Last August, a Minnesota 2020 analysis showed that real per capita Minnesota county, city, and school district revenue had declined since 2002, while state government revenue has increased. This analysis has been updated based on recently released data.
Total real (i.e., inflation-adjusted) per capita state government revenue has declined by 10.8 percent from FY 2003 to projected FY 2010. (In the “Price of Government” report, fiscal year data is grouped with data from the preceding calendar year; thus, FY 2003 data for school districts and state government aligns with CY 2002 data for counties and cities.) However, the state has recouped this revenue loss by cutting the dollars it shares with local governments. Excluding transfers to local governments, state government revenue has increased by 1.4 percent from FY 2003 to projected FY 2010.
Over the same period, real per capita county and city revenue and real per pupil school revenue have all fallen. The decline in revenue for all three levels of local government was somewhat greater than the decline indicated last August.
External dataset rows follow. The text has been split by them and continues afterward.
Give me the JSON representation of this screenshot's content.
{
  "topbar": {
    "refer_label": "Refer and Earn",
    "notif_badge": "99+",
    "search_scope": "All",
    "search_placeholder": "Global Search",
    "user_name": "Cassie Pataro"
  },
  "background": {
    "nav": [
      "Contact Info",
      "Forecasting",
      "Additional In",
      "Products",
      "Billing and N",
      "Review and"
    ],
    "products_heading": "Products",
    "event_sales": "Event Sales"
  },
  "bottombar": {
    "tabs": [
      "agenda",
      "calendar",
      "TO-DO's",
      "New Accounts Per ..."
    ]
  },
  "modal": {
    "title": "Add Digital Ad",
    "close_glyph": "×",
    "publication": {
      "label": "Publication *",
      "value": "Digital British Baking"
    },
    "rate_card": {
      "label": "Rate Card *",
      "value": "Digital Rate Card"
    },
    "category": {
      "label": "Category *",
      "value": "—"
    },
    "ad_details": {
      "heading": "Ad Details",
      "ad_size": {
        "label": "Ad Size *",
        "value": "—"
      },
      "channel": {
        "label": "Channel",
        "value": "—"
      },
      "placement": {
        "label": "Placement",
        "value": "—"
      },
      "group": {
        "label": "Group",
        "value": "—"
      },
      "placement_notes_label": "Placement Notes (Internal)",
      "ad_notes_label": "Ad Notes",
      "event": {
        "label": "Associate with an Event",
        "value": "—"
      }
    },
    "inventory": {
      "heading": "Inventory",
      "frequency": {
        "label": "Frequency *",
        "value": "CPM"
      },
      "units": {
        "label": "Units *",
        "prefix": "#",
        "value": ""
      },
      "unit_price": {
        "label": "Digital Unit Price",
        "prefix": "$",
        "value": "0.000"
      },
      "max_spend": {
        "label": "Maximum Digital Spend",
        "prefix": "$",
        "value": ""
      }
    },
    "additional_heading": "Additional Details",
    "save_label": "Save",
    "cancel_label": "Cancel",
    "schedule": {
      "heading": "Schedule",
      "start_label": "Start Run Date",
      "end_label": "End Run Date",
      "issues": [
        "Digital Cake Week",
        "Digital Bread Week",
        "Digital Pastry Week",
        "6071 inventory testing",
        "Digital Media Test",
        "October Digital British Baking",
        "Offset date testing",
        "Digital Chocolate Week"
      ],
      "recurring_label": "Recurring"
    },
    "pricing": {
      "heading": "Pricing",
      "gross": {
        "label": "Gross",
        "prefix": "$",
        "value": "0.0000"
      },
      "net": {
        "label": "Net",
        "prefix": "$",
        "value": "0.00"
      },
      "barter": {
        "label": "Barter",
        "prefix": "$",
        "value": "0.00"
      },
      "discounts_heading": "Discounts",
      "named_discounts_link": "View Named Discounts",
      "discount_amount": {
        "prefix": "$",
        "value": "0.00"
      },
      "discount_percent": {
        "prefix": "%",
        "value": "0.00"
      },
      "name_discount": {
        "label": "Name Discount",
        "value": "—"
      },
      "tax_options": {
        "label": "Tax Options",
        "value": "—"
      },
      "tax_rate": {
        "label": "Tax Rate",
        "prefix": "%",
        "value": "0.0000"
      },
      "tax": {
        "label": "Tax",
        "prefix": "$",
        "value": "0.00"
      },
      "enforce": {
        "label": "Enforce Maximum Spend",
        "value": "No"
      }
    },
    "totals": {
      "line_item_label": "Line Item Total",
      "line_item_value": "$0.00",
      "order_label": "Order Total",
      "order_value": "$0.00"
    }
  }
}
Governor Pawlenty has stated, “They [local elected officials] need to get their head out of the clouds and stop increasing spending. This is the real world!… Perhaps they didn’t understand that everyone else was living within their means, maybe now they will.”
The above data shows that it is the Governor who has his “head in the clouds.” Local governments have been more frugal than state government during Pawlenty’s tenure as governor. Local governments do not need lectures from the state policymakers regarding the need for frugality. What they do need is responsible state leadership that addresses the state’s budget problem forthrightly rather than merely shifting the problem on to local governments.
Notes on the above analysis:
- Revenue data used in this analysis is from the February forecast “Price of Government” report. County and city data covers the period from calendar year (CY) 2002 to 2009. State and school district data covers the period from fiscal year (FY) 2003 to 2010.
- With one exception, estimates of federal recovery dollars are excluded from state and local revenues. Federal recovery dollars are omitted because these are one-time dollars that do not represent a permanent increase in public revenues. The primary effect of excluding federal recovery dollars is to reduce growth in state government revenue.
- The only federal recovery dollars included in this analysis are $500 million in aid to school districts that is used to replace a one-time $500 million cut in state general education aid in FY 2010.
- County and state revenues include an approximate adjustment to reflect the partial state takeover of court administration costs. This adjustment has the effect of reducing the rate of growth in state government revenue and reducing the rate of decline in county revenues.
- All amounts in the first three graphs are adjusted for inflation using the implicit price deflator of state and local government purchases, which is the appropriate measure of inflation for state and local governments.